‘The Qur’an: A Bibliography’ is one of the first titles in the ‘Books that Changed the World’ series by Atlantic Press. Lawrence’s work provides an interesting overview and enlightening discussion of the Qur’an. Bruce Lawrence is a professor of Islamic Studies at Duke University in the United States.
Lawrence presents a historical narrative of the Qur’an. He begins his analysis by considering the recipient of the Qur’an, the noble Prophet Muhammad (peace be upon him) as a merchant, messenger, organiser and strategist.
The author then goes on to outline how the Qur’an and its message has been understood, appreciated and articulated differently throughout the ages.
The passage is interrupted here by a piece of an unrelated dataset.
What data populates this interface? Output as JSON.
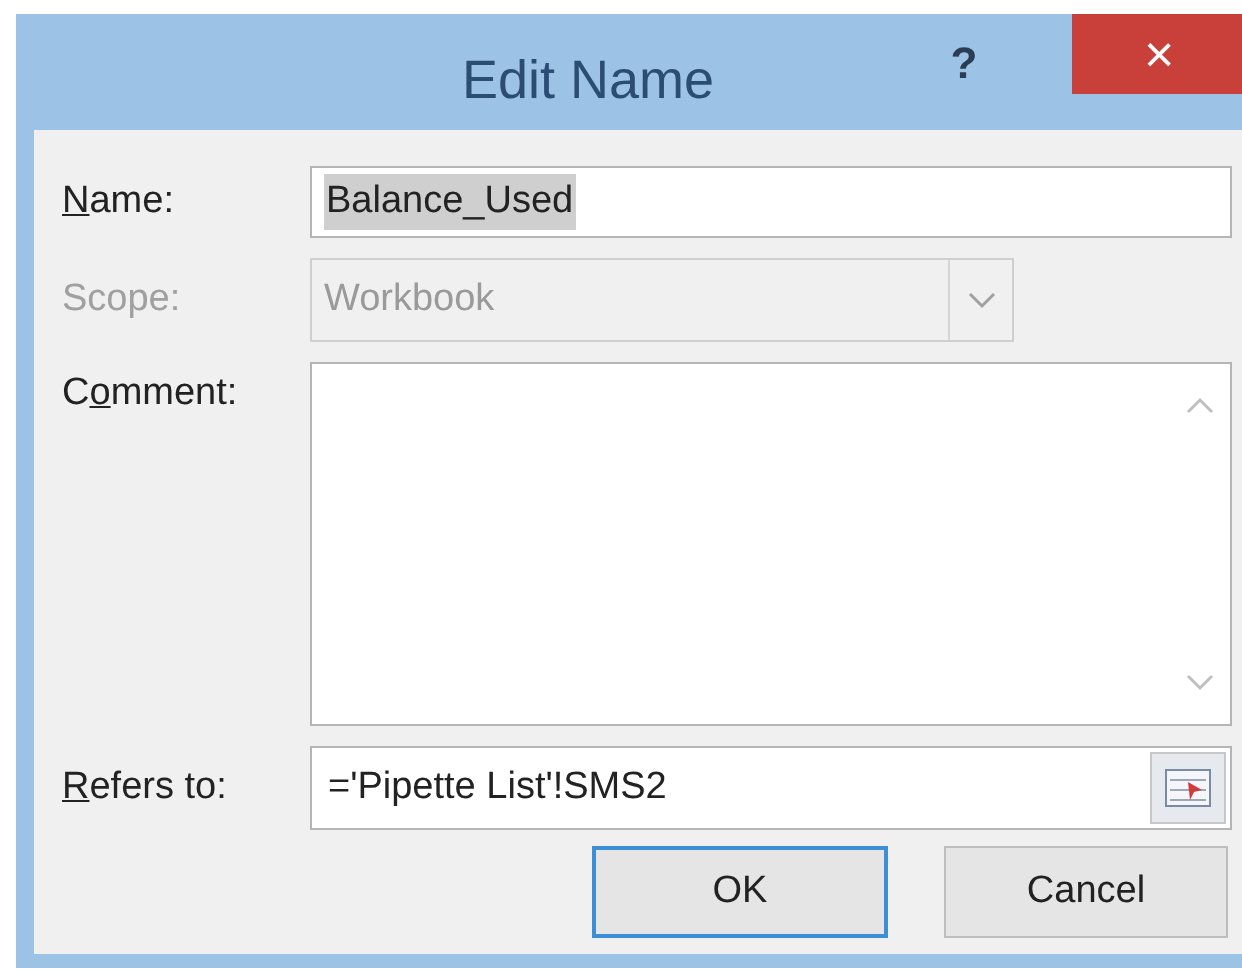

He discusses the methodologies of early commentators such as Imam Jafar as-Sadiq (peace be upon him) and at-Tabari.
By way of example, the book describes on p.79 the methodology employed by Imam as-Sadiq which integrated three complimentary approaches to Qur’anic commentary:
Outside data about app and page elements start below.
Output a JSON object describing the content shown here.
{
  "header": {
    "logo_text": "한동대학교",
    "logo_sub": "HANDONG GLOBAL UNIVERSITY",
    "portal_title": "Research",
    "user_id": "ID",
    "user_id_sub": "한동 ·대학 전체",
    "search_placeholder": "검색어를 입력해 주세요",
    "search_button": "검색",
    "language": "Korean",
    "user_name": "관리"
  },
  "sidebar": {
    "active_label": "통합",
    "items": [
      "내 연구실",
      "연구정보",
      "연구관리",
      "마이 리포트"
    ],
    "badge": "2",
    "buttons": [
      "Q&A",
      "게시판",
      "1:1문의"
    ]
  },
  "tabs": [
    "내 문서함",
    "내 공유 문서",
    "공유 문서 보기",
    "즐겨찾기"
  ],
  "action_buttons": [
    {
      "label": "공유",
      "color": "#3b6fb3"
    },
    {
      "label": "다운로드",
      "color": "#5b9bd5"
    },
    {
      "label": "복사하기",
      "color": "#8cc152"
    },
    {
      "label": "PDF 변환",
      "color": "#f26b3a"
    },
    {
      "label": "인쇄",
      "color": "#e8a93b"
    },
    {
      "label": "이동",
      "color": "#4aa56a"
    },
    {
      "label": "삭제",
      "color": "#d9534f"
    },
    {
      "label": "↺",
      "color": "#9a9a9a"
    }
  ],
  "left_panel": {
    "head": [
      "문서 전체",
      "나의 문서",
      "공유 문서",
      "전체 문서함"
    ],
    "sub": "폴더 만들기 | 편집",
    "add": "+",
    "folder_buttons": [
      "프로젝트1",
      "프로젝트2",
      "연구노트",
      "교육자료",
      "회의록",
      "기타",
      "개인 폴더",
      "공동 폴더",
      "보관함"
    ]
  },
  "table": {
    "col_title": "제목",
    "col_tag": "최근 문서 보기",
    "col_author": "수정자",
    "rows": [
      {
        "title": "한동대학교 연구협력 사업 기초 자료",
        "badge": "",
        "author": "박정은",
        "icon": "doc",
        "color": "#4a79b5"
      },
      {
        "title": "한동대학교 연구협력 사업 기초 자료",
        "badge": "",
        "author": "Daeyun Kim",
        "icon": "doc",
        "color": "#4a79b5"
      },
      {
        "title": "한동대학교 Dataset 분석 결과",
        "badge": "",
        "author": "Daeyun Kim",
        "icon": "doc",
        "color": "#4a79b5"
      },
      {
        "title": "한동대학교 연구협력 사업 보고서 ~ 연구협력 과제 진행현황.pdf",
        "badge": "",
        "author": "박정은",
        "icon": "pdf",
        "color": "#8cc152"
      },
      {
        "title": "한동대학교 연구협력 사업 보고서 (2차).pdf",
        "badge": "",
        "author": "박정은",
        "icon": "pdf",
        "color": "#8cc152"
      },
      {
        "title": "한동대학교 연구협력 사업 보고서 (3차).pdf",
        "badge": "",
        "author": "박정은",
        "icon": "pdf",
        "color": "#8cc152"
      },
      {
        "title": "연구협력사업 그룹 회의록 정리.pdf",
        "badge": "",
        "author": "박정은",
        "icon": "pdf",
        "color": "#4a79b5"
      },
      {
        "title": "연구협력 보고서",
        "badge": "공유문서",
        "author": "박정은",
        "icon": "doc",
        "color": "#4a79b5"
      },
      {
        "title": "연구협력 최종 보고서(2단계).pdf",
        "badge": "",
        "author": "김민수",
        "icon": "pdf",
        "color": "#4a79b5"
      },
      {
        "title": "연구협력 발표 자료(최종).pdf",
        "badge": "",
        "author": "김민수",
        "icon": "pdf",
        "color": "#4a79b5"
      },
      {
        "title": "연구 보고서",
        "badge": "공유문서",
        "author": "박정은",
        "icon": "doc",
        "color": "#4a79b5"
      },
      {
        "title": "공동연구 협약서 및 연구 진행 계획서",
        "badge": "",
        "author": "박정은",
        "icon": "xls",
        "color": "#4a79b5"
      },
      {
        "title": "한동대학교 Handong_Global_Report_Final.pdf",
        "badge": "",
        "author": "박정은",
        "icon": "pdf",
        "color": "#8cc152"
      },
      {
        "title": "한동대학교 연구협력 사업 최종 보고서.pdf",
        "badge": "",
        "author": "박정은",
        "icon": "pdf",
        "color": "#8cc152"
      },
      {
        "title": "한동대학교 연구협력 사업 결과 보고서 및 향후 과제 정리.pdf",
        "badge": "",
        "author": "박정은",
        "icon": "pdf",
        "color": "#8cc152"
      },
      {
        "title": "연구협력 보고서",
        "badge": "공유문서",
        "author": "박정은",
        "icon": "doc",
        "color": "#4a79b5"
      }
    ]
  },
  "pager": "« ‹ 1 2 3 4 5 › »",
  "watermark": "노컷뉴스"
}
- A linguistic approach which involved translating Qur’anic Arabic into vernacular Arabic, the Arabic spoken at the time.
- A historical approach which focused upon contextualising verses and considering the circumstances in which different verses were revealed.
- An allegorical approach through which the Imam elucidated the multiple meanings of some of the ambiguous verses of the Qur’an.
Lawrence also considers later interpreters such the mystical philosopher Ibn Arabi and the colourful poet Rumi. Lawrence (2006, 109) describes Ibn Arabi as a “deep-sea diver in the ocean of the Qur’an” and advances that Rumi’s approach differed from Ibn Arabi. Lawrence (Ibid, 121) contends that Ibn Arabi was awestruck by the layers of meaning of the Quran whereas Rumi was:
“captivated by the Divine magic that infuses the natural world, from plants to planets and, above all, to the sun”
On that basis, Rumi sought to display the everyday wonders of the Qur’an through his poetry whereas “Ibn Arabi sought the inner meaning of the Qur’an in universal forms” (Ibid, 120).
Lawrence then highlights the diverse impact that the Qur’an has had across the world. He deals with the influence that the Qur’an has had in Asia for example. The Taj Mahal is emblematic of this as Qur’anic inscriptions have been made on its marble surfaces.
Lawrence also examines contemporary impacts of the Qur’an through considering for instance the way in which the Qur’an is being used as a prescription for mercy and source of healing for AIDS victims in Africa.
‘The Qur’an: A Bibliography’ is a valuable and insightful introduction to the Qur’an. This measured work provides the reader with a nuanced understanding of the Qur’an and a flavour of how the Qur’an has been looked at and applied differently over time.
The book also conveys the sense that the Qur’an is a living text and an ever-unfolding miracle. It also inspires the reader to evaluate what role the Qur’an has played in their life history.